x Abu Dhabi, UAEThursday 21 September 2017

Turkey moves closer to the coalition

Ankara is a crucial ally in the fight against ISIL but it must not confuse its priorities

A Turkish Air Force A400M tactical transport aircraft is parked at Incirlik airbase in the southern city of Adana, Turkey. Murad Sezer / Reuters
A Turkish Air Force A400M tactical transport aircraft is parked at Incirlik airbase in the southern city of Adana, Turkey. Murad Sezer / Reuters

After months of negotiations, Turkish president Recep Tayyip Erdogan has agreed to open the Incirlik airbase in southern Turkey to coalition fighter jets attacking ISIL positions in Syria and Iraq.
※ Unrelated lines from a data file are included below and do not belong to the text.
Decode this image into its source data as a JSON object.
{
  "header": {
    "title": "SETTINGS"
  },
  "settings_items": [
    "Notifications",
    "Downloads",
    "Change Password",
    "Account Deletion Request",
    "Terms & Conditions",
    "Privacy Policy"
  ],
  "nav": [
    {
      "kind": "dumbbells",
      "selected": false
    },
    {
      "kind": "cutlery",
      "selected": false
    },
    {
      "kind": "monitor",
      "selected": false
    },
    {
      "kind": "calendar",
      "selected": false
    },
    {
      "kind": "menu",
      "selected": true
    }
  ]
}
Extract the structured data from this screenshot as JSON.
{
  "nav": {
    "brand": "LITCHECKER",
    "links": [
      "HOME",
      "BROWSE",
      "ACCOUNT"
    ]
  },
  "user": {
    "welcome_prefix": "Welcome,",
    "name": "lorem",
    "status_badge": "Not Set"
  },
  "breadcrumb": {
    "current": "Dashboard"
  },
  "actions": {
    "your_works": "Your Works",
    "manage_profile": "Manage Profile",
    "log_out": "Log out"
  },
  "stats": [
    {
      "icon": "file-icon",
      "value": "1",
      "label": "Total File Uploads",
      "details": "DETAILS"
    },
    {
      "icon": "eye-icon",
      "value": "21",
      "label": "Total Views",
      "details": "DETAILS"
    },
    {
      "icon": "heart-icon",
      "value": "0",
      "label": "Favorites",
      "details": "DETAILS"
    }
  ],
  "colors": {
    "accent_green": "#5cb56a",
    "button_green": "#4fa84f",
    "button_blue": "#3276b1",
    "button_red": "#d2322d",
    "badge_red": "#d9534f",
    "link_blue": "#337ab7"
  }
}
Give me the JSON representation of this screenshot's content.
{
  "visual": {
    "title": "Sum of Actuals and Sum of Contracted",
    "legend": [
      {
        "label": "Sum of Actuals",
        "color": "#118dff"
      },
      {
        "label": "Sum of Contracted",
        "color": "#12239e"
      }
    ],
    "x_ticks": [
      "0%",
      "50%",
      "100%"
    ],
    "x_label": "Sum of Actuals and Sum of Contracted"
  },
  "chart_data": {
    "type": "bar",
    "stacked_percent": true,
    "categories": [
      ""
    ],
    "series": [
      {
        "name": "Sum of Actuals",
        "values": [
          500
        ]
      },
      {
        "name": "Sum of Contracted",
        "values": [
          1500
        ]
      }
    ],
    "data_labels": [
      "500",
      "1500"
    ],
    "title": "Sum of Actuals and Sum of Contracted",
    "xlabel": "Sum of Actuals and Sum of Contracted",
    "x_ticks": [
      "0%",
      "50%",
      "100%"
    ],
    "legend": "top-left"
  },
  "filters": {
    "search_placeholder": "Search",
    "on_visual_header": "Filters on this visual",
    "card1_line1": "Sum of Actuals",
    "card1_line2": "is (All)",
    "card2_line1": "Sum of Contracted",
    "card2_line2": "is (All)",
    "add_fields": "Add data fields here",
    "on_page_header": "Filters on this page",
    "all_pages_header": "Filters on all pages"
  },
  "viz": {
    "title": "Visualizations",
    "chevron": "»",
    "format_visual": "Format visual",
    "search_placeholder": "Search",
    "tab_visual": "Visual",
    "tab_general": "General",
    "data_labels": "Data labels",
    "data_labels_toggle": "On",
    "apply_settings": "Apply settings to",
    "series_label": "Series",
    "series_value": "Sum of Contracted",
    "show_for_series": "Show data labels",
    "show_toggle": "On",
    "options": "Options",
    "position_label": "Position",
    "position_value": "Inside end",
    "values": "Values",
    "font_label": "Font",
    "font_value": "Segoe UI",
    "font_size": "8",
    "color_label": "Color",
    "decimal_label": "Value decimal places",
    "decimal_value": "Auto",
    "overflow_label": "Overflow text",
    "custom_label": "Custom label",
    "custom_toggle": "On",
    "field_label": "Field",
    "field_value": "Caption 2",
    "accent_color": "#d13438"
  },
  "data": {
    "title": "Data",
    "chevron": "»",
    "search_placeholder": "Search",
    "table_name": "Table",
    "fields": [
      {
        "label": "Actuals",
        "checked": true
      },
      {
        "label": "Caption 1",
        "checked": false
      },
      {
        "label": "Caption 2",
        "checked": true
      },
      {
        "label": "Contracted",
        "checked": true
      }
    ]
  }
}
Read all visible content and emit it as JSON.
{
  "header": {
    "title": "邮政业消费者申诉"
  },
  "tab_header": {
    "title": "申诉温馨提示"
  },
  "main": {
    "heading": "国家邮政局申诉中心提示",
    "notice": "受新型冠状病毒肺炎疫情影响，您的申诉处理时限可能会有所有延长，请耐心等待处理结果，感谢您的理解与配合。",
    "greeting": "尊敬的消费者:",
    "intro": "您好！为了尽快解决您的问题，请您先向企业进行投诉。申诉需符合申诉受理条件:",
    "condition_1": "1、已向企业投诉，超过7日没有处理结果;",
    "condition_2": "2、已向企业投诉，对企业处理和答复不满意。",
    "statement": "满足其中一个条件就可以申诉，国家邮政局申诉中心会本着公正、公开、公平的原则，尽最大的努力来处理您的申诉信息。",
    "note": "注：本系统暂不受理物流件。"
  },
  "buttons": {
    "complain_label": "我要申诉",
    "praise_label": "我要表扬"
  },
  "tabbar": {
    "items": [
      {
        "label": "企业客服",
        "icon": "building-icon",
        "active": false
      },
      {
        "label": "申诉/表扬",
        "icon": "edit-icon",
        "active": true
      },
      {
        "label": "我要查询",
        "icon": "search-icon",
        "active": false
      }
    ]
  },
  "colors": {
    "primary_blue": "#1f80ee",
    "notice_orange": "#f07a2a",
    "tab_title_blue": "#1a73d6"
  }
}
The airbase opening along with Turkish air strikes on ISIL positions mark a turning point for the coalition partly due to Incirlik’s proximity to ISIL’s unofficial capital of Raqqa in northern Syria.

Turkey has a porous 900-kilometre border with Syria and an aggressive anti-Assad stance. The Turkish leadership has been condemned for allowing extremists groups like ISIL relatively free movement in and out of Syria over the past four years. As the US-led coalition has intensified efforts against ISIL, Turkey’s cooperation in the fight has been a point of contention between Ankara and the region. Finally, this appears to be changing.

Last week’s suicide bombing in the Turkish border city of Suruc, which was reportedly carried out by ISIL, appears to have been the tipping point. Following the attack, Turkey launched air raids against ISIL positions in Syria, and Ankara has vowed that this is only the beginning of its efforts against the group.

Turkey’s decision to open the Incerlik airbase is a positive step towards the ultimate defeat of ISIL, but the Turkish government’s next step will bear many consequences on the ground. As Turkish fighter jets were attacking ISIL positions, their targets also included Kurdish positions in Syria and northern Iraq. As Turkish police arrested scores of ISIL militants in Istanbul, they also apprehended members of the outlawed Kurdish PKK group.

Given the gravity of the ISIL threat and the international efforts in place to contain it, renewed fighting between Turkey and the Kurds will help no one. Kurdish fighters have proven to be important allies of the anti-ISIL coalition. Turkish attacks on their positions will only serve to destabilise the region at a time when unity and clarity of vision is critical.

Ultimately, Ankara must break free of foreign policy decisions taken years ago – when the region looked like a radically different place – and embrace regional efforts against ISIL. Mr Erdogan’s “zero problems with neighbours” strategy has ultimately failed. As the attack in Suruc demonstrated, Turkey is not immune from the borderless ISIL threat. Ankara appears to be on the right track in this long fight against ISIL, but the road is full of dangerous diversions.